Wanting to try some regional wines but don't know what to look for?
look for these key regions:
Valpolicella: comuni (municipalities) of Pescantina, San Pietro in Cariano, Negrar, Marano, Fumane, Sant’Ambrogio and Sant’Anna d’Alfaedo, producing red wine
Bardolino: comune 25 kilometers northwest of Verona, producing red wine
Soave: 23 kilometers east of Verona, producing dry white wine
also, Amarone is a special type of wine, produced by using dried grapes, leaving almost no grape sugar remaining in the product. It's usually quite pricey, but quite a strong and delicious flavor, with content usually around 15%. Look for labels stating Amarone della Valpolicella.
Head just minutes outside of town and you'll be amidst the Veneto wine country. There are plenty of winieries to taste and buy wine at. Purchase wines at cantinas along the country side for cheaper deals than within the city. Look at the link below for addresses and more details.
The "sprizzato" or "spritz" of german origins, is widely used as "aperitivo" all around the Veneto region.
What is it?
Basycally, it's white wine mixed with something else...
It is not a simple question.. while in Verona it is usually ment to be sparkling water (Wine lovers may desagree, but -believe me - you have to think of drinking it on a hot summer day with 28+ degrees celsius outside!) in Venice, without specifications, it's wine and Aperol (a ligth orange spirit, also used with water alone) and it is very good.
Some other do it whith white wine and one of the non-alcohlic aperitives (red to yellow coloured) such as Sanpellegrino bitter (also referred as Sanbitter), gingerino, crodino...
in the town where i was born this last mix is properly called a "taglio" (a "cut") but i don't want to argue.
Anyway, whenever it's hot outside, try it before lunch or dinner.
A game i sometimes play around Veneto region is to simply ask for a "Sprizzato", and just wait and see how this particular barman do it!
Yes, I could not miss this one. I just love good wine, as much as I do good food, music, stylish clothing etc. And the Veronese wines are one of the leaders of the Italian national export of doc wines. So, seeing the importance of the thing and my love of the subject, I’ve listed the best local D.O.C. Wines (with controlled specifications of origin). Only check the table of the years, to choose the really perfect one. Here’s the list, anyway:
- Valpolicella (including Recioto and Amarone, not to be missed),

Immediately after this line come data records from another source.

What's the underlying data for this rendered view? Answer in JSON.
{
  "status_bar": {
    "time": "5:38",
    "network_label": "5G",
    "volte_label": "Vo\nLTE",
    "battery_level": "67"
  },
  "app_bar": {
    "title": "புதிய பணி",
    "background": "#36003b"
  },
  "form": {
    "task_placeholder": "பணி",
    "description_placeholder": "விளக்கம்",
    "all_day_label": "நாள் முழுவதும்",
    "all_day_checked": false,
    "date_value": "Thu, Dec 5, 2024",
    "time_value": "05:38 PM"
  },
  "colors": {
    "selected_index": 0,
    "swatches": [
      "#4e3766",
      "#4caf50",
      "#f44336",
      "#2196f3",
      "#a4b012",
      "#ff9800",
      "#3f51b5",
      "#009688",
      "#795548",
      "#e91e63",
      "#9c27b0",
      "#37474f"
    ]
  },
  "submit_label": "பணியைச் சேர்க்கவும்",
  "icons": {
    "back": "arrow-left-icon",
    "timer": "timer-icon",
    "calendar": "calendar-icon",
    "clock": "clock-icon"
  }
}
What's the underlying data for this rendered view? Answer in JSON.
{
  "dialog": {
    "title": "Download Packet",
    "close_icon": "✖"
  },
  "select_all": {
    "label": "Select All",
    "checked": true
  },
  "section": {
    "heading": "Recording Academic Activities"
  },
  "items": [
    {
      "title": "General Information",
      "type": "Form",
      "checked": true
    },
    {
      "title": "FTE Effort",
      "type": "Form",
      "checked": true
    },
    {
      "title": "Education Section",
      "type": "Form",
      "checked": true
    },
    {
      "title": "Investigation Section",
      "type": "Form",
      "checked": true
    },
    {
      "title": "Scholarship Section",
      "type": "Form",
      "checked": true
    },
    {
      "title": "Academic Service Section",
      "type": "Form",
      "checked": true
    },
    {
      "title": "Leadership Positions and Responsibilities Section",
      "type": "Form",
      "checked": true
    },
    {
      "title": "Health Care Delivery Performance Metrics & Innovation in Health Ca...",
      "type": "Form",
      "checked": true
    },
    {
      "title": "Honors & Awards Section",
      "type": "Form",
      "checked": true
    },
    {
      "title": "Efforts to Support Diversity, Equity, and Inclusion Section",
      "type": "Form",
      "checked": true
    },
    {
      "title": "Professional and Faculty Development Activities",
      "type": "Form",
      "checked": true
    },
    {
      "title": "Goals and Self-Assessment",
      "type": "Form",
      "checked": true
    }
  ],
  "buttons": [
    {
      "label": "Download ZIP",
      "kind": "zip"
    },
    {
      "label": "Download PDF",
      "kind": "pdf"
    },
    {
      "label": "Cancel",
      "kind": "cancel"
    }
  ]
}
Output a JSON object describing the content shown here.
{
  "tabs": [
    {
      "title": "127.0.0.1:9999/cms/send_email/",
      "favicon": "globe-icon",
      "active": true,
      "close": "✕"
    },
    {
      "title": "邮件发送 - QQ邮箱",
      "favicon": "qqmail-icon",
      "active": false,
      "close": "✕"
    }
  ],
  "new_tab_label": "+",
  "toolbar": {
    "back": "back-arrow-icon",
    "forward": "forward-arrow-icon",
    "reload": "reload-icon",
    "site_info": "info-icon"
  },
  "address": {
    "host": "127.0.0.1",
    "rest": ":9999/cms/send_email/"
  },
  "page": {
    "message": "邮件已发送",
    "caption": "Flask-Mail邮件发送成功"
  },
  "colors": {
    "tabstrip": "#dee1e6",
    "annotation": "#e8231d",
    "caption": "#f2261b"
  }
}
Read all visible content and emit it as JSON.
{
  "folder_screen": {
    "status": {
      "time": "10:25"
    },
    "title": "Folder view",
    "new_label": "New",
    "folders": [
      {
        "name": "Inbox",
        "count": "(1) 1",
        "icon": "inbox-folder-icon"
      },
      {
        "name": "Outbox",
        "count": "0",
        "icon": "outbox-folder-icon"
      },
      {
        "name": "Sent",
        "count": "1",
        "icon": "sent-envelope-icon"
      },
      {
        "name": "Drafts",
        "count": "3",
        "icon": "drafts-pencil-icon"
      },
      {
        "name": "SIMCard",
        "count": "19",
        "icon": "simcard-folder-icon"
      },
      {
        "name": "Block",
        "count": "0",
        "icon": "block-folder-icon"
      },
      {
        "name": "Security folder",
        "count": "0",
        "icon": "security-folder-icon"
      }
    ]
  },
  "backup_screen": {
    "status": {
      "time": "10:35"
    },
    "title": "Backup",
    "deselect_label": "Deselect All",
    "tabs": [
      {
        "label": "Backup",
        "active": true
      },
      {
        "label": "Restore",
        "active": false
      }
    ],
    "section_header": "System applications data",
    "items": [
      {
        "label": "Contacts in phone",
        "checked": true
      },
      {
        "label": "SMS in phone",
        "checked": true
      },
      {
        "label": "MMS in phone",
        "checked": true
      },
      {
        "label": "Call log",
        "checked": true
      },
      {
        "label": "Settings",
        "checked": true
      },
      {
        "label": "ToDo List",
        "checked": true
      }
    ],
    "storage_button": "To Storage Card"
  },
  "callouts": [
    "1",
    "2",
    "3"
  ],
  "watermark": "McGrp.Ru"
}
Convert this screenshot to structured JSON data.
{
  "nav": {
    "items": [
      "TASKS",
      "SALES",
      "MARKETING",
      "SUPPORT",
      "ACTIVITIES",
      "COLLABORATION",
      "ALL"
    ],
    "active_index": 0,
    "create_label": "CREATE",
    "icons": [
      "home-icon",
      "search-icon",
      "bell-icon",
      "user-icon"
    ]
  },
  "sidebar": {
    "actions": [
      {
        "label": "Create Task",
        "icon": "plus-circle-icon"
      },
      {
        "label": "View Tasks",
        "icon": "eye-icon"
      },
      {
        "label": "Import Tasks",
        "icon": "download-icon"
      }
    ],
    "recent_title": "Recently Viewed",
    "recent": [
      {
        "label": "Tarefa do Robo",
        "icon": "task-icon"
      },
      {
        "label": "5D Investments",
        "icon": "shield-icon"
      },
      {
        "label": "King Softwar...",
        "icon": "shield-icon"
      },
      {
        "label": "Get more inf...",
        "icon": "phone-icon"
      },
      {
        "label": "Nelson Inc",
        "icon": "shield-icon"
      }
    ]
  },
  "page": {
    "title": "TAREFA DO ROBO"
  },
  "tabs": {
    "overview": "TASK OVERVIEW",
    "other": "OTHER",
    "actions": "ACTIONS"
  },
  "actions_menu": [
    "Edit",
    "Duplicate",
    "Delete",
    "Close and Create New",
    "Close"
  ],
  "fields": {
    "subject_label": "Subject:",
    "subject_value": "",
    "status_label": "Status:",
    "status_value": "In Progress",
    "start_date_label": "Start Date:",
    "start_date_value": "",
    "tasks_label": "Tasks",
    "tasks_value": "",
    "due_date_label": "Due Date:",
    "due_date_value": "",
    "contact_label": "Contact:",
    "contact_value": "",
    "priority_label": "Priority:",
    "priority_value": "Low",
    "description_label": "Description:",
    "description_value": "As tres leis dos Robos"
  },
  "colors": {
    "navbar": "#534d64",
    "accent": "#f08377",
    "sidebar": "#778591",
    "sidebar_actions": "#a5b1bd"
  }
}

- Valpolicella-Valpantena (with Recioto di Valpolicella-Valpantena),
- Soave (with Recioto di Soave),
- Bardolino, Bardolino Novello,
- Bianco di Custoza,
- Bianco and Rosso Valdadige, Valdadige Schiava, Valdadige Pinot Grigio,
- Tocai di San Martino della Battaglia and
- Lessini Durello.
You can go to the area where Bardolino and Custoza are produced following "la strada del vino" (the wine road) of Bardolino, of Valpolicella and of Custoza.